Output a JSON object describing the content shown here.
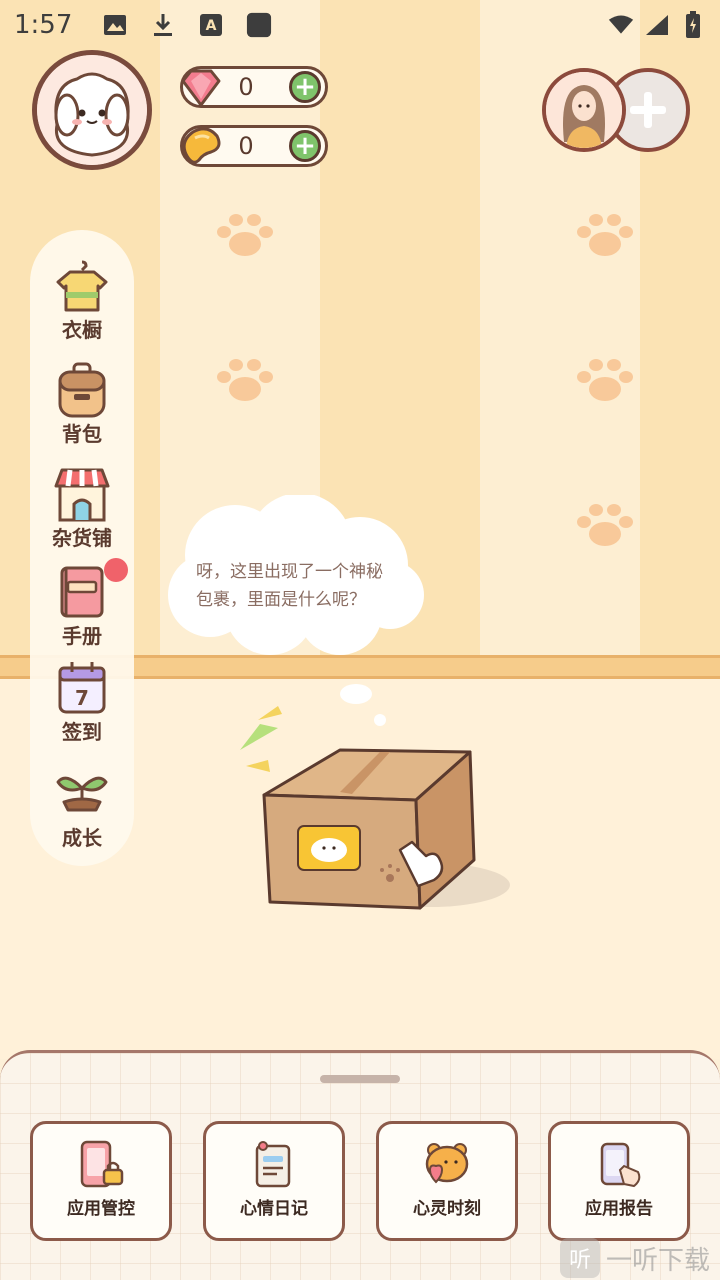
{
  "status_bar": {
    "time": "1:57",
    "left_icons": [
      "image-icon",
      "download-icon",
      "text-icon",
      "square-icon"
    ],
    "right_icons": [
      "wifi-icon",
      "signal-icon",
      "battery-icon"
    ]
  },
  "currencies": {
    "gems": {
      "value": "0",
      "icon": "gem-icon"
    },
    "beans": {
      "value": "0",
      "icon": "bean-icon"
    }
  },
  "sidebar": {
    "items": [
      {
        "label": "衣橱",
        "icon": "wardrobe-icon"
      },
      {
        "label": "背包",
        "icon": "backpack-icon"
      },
      {
        "label": "杂货铺",
        "icon": "shop-icon"
      },
      {
        "label": "手册",
        "icon": "handbook-icon",
        "badge": true
      },
      {
        "label": "签到",
        "icon": "calendar-icon",
        "calendar_day": "7"
      },
      {
        "label": "成长",
        "icon": "sprout-icon"
      }
    ]
  },
  "speech": {
    "text_line1": "呀，这里出现了一个神秘",
    "text_line2": "包裹，里面是什么呢？"
  },
  "bottom_panel": {
    "cards": [
      {
        "label": "应用管控",
        "icon": "phone-lock-icon"
      },
      {
        "label": "心情日记",
        "icon": "diary-icon"
      },
      {
        "label": "心灵时刻",
        "icon": "bear-heart-icon"
      },
      {
        "label": "应用报告",
        "icon": "report-icon"
      }
    ]
  },
  "watermark": {
    "text": "一听下载",
    "mark": "听"
  },
  "colors": {
    "wall": "#fbe3b4",
    "floor": "#fff1d9",
    "outline": "#6e4838",
    "accent_green": "#7fc46b",
    "badge_red": "#f0626a"
  }
}
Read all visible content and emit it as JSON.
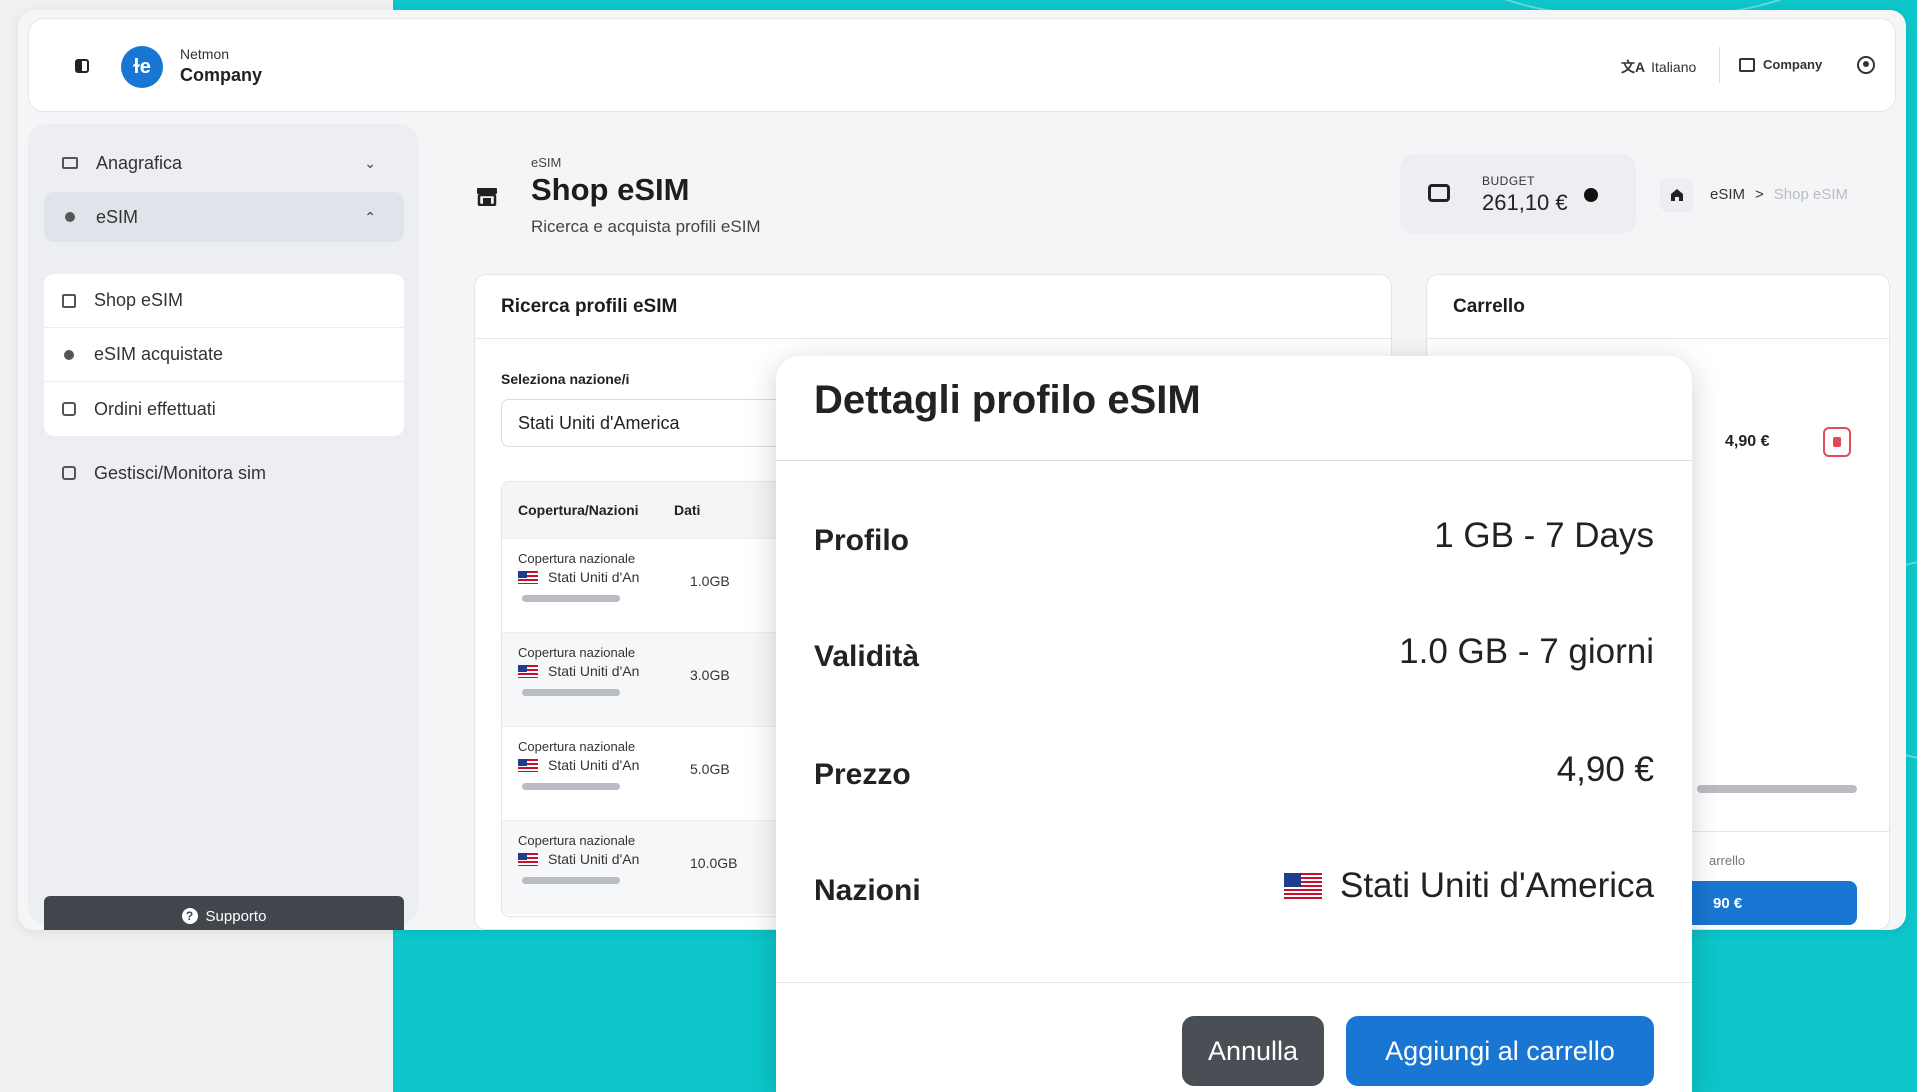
{
  "header": {
    "brand_small": "Netmon",
    "brand_big": "Company",
    "language": "Italiano",
    "company": "Company"
  },
  "sidebar": {
    "items": [
      {
        "label": "Anagrafica",
        "icon": "id-card-icon"
      },
      {
        "label": "eSIM",
        "icon": "dot-icon"
      }
    ],
    "submenu": [
      {
        "label": "Shop eSIM",
        "icon": "store-icon"
      },
      {
        "label": "eSIM acquistate",
        "icon": "dot-icon"
      },
      {
        "label": "Ordini effettuati",
        "icon": "list-icon"
      }
    ],
    "manage": {
      "label": "Gestisci/Monitora sim",
      "icon": "external-link-icon"
    },
    "support_label": "Supporto"
  },
  "page": {
    "crumb_small": "eSIM",
    "title": "Shop eSIM",
    "subtitle": "Ricerca e acquista profili eSIM"
  },
  "budget": {
    "label": "BUDGET",
    "value": "261,10 €"
  },
  "breadcrumb": {
    "item1": "eSIM",
    "separator": ">",
    "item2": "Shop eSIM"
  },
  "search_panel": {
    "title": "Ricerca profili eSIM",
    "select_label": "Seleziona nazione/i",
    "select_value": "Stati Uniti d'America",
    "columns": [
      "Copertura/Nazioni",
      "Dati"
    ],
    "rows": [
      {
        "coverage": "Copertura nazionale",
        "country": "Stati Uniti d'An",
        "data": "1.0GB"
      },
      {
        "coverage": "Copertura nazionale",
        "country": "Stati Uniti d'An",
        "data": "3.0GB"
      },
      {
        "coverage": "Copertura nazionale",
        "country": "Stati Uniti d'An",
        "data": "5.0GB"
      },
      {
        "coverage": "Copertura nazionale",
        "country": "Stati Uniti d'An",
        "data": "10.0GB"
      }
    ]
  },
  "cart_panel": {
    "title": "Carrello",
    "item_price": "4,90 €",
    "footer_text": "arrello",
    "button_text": "90 €"
  },
  "modal": {
    "title": "Dettagli profilo eSIM",
    "rows": [
      {
        "label": "Profilo",
        "value": "1 GB - 7 Days"
      },
      {
        "label": "Validità",
        "value": "1.0 GB - 7 giorni"
      },
      {
        "label": "Prezzo",
        "value": "4,90 €"
      },
      {
        "label": "Nazioni",
        "value": "Stati Uniti d'America"
      }
    ],
    "cancel_label": "Annulla",
    "add_label": "Aggiungi al carrello"
  },
  "colors": {
    "accent": "#1976d2",
    "backdrop": "#0cc6c9",
    "dark_button": "#4a4f56",
    "danger": "#e24a5a"
  }
}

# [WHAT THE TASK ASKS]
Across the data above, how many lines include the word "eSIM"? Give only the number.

# [ANSWER TO THIS EXERCISE]
10